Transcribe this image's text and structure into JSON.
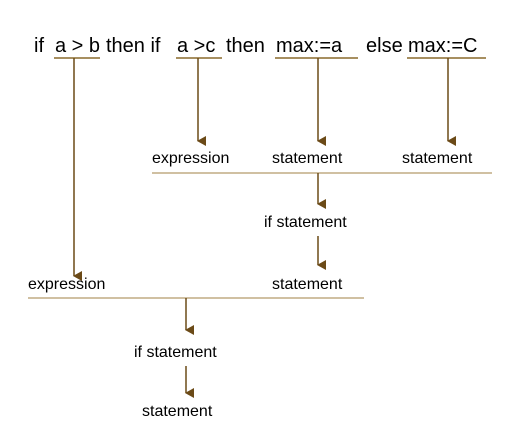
{
  "code_line": {
    "kw_if_1": "if",
    "cond_1": "a > b",
    "kw_then_if": "then if",
    "cond_2": "a >c",
    "kw_then": "then",
    "stmt_1": "max:=a",
    "kw_else": "else",
    "stmt_2": "max:=C"
  },
  "nodes": {
    "expression_inner": "expression",
    "statement_inner_1": "statement",
    "statement_inner_2": "statement",
    "if_statement_inner": "if statement",
    "statement_inner_result": "statement",
    "expression_outer": "expression",
    "if_statement_outer": "if statement",
    "statement_final": "statement"
  },
  "colors": {
    "underline": "#8a6a2c",
    "arrow": "#6b4a17",
    "rule": "#b39a6a",
    "text": "#000000"
  }
}
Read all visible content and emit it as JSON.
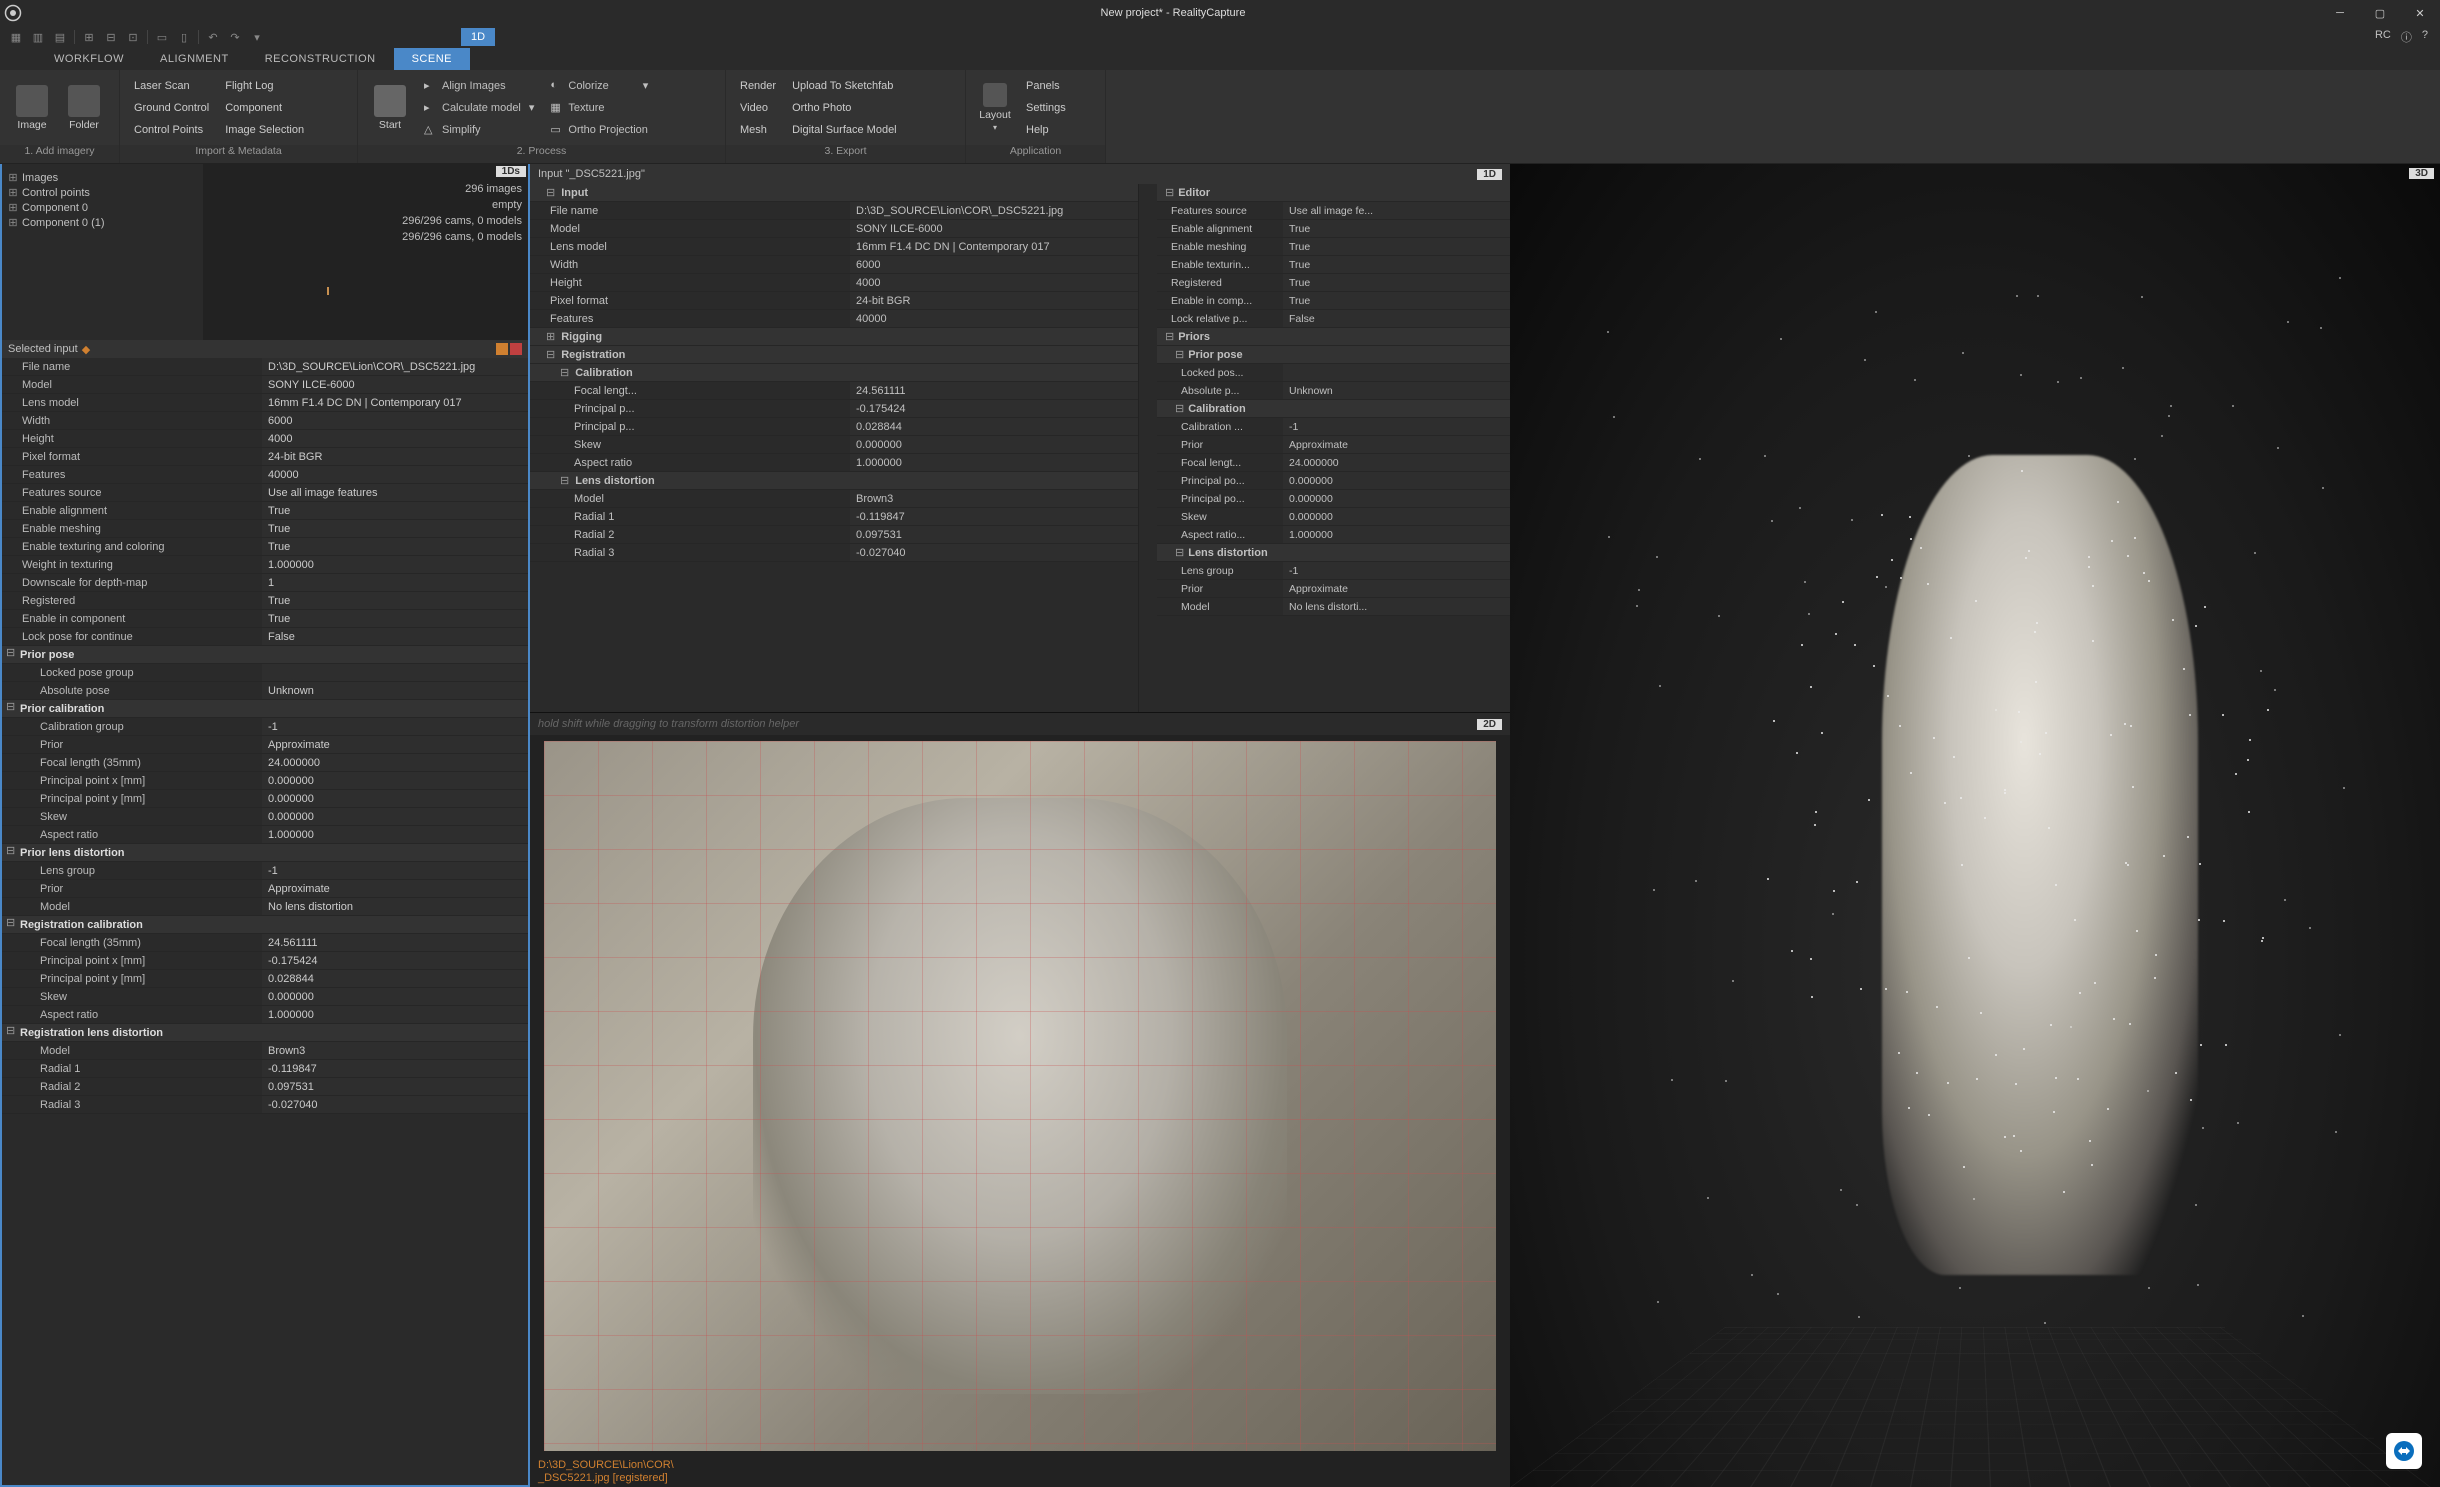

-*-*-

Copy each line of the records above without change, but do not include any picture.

-- Solution to this problem --
Transcribe this image's text and structure into JSON.
{
  "code_line": {
    "kw_if_1": "if",
    "cond_1": "a > b",
    "kw_then_if": "then if",
    "cond_2": "a >c",
    "kw_then": "then",
    "stmt_1": "max:=a",
    "kw_else": "else",
    "stmt_2": "max:=C"
  },
  "nodes": {
    "expression_inner": "expression",
    "statement_inner_1": "statement",
    "statement_inner_2": "statement",
    "if_statement_inner": "if statement",
    "statement_inner_result": "statement",
    "expression_outer": "expression",
    "if_statement_outer": "if statement",
    "statement_final": "statement"
  },
  "colors": {
    "underline": "#8a6a2c",
    "arrow": "#6b4a17",
    "rule": "#b39a6a",
    "text": "#000000"
  }
}
Read all visible content and emit it as JSON.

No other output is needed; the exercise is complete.